In 1985 Minnesota created the first institution in the United States specifically devoted helping torture victims overcome that experience. Aptly named the Center for Victims of Torture, it is a bright light of true hope and good works.

I have known personally several "alumni" of the Center, primarily from Ethiopia and Somalia, but also eastern Europe. Torture even at some kind of supposed "low" level is an insidious, soul-shattering experience that can leave its survivors and victims traumatized irrevocably for their entire life.

Regardless of how we feel about the people who were responsible for 9/ll, we need to recognize that torture is not justified against them any more than it would be justified against Timothy McVeigh or Charles Manson. It is an act that diminishes US and our claims to civilized society.

Damon's picture
Submitted by Damon on

Is to even see prominent voices, particularly the ones on our side, even trying to nuance torture. It's not just disappointing, but totally disheartening. I've been watching a bit more cable news than I should after having sworn it off, entirely. Yesterday morning, I was watching the drivel that is the Morning Joe on MSNBC and watching both Joe Scarborough (who I was surprised to see supporting situational torture) and Senior Vice President and Washington Bureau Chief for NBC News, Mark Whitaker, actually supporting the argument that Obama shouldn't care about this because "we have bigger issues to worry about, now." All the while, resident liberal Mika Brzezinski is right in frame barely saying a peep on this.

I'm not really worried about the openly-supporting and advocating thugs as I am the soft and tacit approval they get from the scared or apathetic, and it really ties into what CD is saying about the joking that helps to normalize it.

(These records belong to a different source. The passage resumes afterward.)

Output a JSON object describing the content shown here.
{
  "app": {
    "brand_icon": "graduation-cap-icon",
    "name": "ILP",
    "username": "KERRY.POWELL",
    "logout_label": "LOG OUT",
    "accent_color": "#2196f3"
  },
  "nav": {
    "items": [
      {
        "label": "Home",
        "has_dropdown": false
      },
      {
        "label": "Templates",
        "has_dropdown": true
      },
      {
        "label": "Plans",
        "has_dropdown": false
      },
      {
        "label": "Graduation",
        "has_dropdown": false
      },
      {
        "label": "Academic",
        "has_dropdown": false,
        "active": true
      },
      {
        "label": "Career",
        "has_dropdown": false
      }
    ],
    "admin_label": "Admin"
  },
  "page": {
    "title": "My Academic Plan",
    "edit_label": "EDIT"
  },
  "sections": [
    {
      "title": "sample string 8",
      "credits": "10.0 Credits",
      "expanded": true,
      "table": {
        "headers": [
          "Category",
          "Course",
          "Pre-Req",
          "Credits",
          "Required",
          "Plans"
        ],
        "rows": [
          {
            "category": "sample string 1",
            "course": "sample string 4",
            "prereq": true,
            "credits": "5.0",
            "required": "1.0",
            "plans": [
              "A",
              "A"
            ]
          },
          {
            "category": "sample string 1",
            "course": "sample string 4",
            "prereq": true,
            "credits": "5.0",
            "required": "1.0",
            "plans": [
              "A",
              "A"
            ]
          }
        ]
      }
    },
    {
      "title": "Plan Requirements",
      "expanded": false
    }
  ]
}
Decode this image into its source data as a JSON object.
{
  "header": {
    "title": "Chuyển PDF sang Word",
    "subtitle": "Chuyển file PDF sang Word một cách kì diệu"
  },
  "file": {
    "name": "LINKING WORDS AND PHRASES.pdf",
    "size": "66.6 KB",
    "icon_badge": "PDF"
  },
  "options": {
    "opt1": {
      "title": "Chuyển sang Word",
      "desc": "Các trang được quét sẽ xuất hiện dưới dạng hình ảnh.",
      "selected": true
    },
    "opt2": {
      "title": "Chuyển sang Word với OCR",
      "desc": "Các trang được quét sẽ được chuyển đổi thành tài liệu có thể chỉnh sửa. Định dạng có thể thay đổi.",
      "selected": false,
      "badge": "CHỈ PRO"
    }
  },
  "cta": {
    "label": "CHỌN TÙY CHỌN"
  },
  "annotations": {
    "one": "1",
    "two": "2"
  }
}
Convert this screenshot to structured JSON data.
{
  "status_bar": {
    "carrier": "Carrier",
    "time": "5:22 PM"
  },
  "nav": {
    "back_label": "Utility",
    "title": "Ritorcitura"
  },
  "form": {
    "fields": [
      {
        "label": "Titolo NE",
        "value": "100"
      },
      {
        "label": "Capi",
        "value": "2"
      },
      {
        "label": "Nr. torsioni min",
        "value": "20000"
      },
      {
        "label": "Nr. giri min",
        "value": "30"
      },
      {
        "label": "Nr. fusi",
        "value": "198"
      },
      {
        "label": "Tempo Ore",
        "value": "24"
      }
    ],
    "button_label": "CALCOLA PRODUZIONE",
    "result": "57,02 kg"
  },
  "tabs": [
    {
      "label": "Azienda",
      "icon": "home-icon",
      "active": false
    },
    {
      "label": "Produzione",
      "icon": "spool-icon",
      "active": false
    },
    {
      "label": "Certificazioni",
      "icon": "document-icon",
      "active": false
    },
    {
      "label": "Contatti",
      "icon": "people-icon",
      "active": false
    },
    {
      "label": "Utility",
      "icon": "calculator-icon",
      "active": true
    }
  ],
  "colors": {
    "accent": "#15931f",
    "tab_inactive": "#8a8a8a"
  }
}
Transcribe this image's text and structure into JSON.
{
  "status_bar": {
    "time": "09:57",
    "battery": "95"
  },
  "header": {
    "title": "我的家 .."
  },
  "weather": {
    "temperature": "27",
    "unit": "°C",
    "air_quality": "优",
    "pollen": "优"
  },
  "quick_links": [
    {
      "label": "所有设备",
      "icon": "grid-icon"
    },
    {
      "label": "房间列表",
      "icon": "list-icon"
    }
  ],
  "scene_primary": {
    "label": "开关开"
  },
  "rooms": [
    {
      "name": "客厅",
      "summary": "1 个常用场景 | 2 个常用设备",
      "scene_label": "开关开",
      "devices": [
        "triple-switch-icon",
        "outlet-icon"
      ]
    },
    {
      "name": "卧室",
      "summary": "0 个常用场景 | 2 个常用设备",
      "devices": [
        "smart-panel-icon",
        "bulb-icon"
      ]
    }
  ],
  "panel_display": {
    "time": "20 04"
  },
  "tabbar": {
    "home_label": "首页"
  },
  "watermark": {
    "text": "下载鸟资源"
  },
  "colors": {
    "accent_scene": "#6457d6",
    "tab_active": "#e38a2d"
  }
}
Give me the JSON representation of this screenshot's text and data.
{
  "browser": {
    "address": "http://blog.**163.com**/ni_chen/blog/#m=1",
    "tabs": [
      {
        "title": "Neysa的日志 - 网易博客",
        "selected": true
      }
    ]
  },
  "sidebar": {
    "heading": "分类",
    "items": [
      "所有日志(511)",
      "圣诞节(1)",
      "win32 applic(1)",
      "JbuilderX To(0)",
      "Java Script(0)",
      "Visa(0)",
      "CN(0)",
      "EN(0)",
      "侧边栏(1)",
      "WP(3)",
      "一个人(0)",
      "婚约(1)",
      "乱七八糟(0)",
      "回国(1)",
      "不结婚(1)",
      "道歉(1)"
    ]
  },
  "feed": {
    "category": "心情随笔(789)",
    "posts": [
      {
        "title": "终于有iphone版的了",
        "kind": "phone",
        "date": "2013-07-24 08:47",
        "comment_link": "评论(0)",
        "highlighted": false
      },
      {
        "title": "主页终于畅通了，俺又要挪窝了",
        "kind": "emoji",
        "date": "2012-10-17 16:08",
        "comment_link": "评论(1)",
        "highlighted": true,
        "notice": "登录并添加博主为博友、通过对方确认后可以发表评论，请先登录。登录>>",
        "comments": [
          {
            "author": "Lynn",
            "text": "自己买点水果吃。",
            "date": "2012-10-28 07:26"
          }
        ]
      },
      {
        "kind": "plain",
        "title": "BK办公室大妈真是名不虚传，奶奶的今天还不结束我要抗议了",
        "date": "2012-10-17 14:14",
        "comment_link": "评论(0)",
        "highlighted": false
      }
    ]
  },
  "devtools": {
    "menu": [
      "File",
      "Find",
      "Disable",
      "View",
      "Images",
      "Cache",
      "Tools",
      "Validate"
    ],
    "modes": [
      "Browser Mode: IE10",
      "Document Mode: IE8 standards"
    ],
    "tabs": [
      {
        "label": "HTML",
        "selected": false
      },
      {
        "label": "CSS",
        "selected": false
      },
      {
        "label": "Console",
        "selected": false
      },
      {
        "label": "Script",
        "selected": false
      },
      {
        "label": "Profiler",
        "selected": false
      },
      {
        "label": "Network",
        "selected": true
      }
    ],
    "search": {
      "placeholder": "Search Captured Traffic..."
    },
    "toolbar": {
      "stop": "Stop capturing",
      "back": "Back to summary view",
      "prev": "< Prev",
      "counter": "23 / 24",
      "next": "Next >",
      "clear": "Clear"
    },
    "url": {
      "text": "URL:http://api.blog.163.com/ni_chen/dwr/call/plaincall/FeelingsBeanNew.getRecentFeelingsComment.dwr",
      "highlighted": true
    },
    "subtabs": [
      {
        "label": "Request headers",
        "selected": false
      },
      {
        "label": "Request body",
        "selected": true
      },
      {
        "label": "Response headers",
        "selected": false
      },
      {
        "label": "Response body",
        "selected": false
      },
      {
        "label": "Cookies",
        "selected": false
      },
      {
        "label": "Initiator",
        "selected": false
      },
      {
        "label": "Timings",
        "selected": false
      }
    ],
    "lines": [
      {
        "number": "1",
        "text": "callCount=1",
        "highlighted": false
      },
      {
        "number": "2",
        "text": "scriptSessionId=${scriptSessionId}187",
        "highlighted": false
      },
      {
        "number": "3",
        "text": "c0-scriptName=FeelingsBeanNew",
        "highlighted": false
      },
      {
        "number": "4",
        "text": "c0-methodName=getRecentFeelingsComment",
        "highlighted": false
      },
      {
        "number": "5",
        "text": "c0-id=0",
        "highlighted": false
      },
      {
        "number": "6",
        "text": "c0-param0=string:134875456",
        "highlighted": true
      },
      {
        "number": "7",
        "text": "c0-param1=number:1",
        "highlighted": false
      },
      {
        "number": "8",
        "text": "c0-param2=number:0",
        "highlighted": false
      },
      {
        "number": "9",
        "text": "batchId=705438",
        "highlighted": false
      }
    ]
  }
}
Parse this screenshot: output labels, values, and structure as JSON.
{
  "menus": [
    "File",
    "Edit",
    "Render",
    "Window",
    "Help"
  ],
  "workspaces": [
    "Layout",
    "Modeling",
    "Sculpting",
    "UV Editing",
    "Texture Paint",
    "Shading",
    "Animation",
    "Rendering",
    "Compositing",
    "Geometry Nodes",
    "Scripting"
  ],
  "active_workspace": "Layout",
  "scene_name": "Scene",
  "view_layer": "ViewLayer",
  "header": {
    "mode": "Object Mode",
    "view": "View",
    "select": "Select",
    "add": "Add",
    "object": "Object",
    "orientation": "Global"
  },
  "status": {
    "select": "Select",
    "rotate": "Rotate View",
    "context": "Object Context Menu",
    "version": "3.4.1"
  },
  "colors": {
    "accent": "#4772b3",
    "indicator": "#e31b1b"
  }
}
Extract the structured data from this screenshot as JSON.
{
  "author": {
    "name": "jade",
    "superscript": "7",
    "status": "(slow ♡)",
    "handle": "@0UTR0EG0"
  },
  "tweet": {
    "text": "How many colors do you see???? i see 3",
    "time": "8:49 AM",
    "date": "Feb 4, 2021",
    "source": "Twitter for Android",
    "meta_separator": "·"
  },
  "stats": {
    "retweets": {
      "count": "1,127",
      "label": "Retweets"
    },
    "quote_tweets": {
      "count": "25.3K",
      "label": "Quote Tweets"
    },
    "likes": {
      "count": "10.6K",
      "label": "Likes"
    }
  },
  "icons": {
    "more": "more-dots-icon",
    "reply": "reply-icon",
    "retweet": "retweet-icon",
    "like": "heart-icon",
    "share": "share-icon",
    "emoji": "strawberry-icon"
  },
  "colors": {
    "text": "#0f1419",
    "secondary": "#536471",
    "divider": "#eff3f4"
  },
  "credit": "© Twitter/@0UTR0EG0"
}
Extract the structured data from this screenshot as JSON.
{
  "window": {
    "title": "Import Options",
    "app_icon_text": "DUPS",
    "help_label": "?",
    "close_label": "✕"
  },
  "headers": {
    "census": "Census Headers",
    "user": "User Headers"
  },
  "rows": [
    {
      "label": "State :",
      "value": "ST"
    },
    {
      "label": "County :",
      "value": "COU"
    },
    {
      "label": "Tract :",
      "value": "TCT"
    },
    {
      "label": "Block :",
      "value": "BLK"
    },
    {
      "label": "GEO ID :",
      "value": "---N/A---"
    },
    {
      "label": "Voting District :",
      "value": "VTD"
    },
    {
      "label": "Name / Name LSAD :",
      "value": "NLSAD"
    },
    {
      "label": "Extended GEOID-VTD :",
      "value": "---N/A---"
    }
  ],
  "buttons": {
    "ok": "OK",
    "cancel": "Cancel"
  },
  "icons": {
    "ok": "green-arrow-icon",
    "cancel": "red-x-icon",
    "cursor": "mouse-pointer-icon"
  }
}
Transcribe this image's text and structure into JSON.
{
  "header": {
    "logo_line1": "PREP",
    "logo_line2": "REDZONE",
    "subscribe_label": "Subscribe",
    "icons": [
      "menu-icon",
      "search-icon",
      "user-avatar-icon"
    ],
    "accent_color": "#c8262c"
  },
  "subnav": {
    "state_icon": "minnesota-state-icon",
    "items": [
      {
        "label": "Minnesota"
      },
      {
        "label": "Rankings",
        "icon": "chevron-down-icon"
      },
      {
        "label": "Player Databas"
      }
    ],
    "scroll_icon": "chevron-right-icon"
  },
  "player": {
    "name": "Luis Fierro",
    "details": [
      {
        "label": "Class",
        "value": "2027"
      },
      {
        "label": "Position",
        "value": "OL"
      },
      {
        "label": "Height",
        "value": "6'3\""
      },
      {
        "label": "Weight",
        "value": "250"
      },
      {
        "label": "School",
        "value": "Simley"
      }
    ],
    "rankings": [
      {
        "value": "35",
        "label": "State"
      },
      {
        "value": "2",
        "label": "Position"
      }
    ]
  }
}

Torture should be one of those things thinking folks should automatically cringe at hearing about. For the moralist, like myself, it should make us sick. For the pragmatist, they should instantly recognize that it doesn't even work, and that if it works, for the moment, that we lose more in the long-term than we'd ever be able to gain from it. The thing about torture is that if even one is to argue that we gain in the short-term it'd mean that we'd have to make it our formal policy and apply it consistently over every single soul we'd capture to even hope to begin to stay even an inch ahead of the ridiculously large and negative consequences. To put it more simply, if there is ever anything to gain from torture, it'd require so many resources as to totally ruin us instantly (apart from the obvious moral ruin even one act gets us).

There shouldn't be any "buts" on torture, period, and I'm particularly outraged and disheartened to see that we even have to push anyone to see that torture can never be an option for the United States of America. I've come to the point of where I don't even mind using the "un-American" rhetorical bomb against folks that even attempt to advocate or apologise for torture.